  2. 85 feet for an ambitious project? I could shoot ej*culate farther than that.

  3. I tried, can't take it anymore. Untill Katz is replaced I can't listen anymore.

  4. Perhaps, but they've had a very active program to reduce rainwater/sump pump inflows for a number of years. But you are correct that controlling these peak flows will require spending more money - surge tanks, lines or removing storm water inflow at the source.
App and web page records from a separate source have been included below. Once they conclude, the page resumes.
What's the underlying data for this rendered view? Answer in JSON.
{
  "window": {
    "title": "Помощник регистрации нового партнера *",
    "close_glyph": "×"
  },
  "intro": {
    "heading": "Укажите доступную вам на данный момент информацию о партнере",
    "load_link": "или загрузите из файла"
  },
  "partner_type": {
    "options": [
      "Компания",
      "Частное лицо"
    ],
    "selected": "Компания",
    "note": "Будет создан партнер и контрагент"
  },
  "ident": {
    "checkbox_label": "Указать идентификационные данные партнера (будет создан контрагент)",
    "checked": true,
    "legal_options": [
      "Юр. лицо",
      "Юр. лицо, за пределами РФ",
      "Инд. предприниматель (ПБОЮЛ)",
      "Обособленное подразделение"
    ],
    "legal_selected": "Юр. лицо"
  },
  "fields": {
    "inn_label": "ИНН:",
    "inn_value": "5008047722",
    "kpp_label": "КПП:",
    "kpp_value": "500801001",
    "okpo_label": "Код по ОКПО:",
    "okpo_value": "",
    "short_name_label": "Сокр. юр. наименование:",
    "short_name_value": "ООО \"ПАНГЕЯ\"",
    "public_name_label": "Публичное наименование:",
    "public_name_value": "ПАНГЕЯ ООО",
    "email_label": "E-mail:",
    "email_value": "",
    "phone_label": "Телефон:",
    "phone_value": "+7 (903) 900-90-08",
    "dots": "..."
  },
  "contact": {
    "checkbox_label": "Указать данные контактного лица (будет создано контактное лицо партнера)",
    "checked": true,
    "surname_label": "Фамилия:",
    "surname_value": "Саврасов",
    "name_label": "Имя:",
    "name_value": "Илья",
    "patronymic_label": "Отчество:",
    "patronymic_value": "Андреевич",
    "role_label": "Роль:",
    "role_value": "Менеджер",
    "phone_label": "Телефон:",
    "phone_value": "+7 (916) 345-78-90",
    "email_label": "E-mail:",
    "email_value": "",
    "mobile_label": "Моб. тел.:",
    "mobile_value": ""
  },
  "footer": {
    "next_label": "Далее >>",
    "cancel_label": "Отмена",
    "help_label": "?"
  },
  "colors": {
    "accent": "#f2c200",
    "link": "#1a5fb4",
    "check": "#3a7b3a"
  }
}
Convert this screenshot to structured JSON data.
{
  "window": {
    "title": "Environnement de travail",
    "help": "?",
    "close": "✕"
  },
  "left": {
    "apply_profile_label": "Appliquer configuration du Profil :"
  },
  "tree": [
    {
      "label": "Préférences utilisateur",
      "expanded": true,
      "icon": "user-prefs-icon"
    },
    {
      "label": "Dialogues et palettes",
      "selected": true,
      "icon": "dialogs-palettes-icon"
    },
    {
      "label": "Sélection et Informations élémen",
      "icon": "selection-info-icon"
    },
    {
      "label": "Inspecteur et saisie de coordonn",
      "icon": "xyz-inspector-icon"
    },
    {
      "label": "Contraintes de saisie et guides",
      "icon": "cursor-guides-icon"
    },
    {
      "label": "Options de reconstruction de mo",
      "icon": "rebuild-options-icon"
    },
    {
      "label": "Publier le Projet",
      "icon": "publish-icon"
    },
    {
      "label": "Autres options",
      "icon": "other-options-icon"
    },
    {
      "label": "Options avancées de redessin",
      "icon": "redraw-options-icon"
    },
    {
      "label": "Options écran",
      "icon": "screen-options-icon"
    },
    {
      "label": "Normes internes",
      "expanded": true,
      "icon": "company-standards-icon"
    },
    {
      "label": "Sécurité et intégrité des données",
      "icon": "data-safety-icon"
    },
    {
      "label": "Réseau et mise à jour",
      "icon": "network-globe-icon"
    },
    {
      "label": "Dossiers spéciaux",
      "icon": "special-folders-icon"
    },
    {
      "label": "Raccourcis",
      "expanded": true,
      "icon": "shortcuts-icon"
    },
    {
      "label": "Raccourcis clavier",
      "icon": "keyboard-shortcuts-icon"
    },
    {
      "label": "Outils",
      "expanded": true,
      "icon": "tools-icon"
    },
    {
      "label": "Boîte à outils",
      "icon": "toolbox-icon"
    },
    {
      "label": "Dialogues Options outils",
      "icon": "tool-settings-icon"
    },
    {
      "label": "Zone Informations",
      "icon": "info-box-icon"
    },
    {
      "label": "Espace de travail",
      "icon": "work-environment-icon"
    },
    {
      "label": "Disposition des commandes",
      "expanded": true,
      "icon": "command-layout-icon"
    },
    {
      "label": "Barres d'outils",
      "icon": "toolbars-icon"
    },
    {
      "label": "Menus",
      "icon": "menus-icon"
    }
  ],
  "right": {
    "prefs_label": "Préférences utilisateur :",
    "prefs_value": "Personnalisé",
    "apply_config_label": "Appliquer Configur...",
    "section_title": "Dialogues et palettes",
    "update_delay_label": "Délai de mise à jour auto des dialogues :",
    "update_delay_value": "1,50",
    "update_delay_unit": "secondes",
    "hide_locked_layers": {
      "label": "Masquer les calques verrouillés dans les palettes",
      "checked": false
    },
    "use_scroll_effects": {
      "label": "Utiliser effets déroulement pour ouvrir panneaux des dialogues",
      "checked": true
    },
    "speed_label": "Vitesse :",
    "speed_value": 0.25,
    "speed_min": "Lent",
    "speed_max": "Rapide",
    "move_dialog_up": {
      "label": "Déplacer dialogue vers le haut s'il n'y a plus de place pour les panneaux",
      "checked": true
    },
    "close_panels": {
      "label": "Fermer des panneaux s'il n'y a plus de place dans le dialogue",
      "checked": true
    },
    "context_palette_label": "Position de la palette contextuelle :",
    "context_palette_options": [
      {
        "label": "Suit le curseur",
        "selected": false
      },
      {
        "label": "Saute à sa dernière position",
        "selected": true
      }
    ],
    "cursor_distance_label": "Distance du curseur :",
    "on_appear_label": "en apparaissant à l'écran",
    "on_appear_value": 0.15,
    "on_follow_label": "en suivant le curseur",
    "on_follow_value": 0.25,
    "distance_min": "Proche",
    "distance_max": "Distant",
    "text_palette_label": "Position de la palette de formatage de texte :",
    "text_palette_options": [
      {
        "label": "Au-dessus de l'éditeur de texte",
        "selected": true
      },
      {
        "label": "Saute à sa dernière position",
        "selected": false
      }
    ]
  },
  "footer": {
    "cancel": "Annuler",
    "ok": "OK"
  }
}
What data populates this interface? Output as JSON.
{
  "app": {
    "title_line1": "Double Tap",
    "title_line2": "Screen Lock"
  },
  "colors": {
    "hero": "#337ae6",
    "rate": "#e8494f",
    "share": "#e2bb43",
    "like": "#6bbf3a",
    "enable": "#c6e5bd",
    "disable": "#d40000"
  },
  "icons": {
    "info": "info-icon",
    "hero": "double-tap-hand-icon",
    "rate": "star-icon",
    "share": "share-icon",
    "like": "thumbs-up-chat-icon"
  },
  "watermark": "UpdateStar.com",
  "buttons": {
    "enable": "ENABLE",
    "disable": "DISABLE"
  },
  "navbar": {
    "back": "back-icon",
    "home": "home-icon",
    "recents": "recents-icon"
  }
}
  5. All sewage goes to the Carmel treatment plant on the White River at 96th St. Rainfall should not affect sewage flows, but somehow it does - and the increased rate is more than the plant can handle a few times each year. One big source is typically homeowners who have their sump pumps connect into the sanitary sewer line rather than to the storm sewer line or yard. So we (Carmel and Clay Twp) need someway to hold the excess flow for a few days until the plant can process this material. Carmel wants the surge tank located at the treatment plant but than means an expensive underground line has to be installed through residential areas while CTRWD wants the surge tank located further 'upstream' from the treatment plant which costs less. Either solution works from an environmental control perspective. The less expensive solution means some people would likely have an unsightly tank near them. Carmel wants the more expensive solution - surprise!